YOUR GOAL: Give only the number of lines below that contain the word "icon".

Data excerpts
● ● ● ●

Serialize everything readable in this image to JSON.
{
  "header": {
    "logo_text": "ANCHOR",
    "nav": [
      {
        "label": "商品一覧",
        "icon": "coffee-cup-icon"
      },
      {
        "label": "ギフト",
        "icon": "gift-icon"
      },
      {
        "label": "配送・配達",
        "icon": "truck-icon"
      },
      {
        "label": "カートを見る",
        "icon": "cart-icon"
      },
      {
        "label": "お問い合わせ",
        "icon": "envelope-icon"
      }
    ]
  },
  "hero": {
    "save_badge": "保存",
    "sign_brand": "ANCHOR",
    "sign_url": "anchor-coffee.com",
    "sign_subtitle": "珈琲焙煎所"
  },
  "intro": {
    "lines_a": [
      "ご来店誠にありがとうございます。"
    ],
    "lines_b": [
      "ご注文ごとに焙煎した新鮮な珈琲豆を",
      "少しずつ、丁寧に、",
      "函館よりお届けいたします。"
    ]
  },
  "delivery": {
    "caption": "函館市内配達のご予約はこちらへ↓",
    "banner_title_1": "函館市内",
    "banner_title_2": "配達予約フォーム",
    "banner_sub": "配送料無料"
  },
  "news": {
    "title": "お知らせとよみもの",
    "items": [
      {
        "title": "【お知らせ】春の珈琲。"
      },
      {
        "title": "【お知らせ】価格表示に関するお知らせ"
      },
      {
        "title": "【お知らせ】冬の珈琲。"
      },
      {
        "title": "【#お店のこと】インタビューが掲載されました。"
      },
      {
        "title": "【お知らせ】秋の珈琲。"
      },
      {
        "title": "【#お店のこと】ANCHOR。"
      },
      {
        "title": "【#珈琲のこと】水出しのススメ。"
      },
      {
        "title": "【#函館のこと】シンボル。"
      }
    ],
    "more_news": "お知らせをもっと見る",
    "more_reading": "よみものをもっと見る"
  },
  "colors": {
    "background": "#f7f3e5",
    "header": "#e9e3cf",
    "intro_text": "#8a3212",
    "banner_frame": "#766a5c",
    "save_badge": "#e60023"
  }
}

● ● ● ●

EXERCISE SOLUTION: 5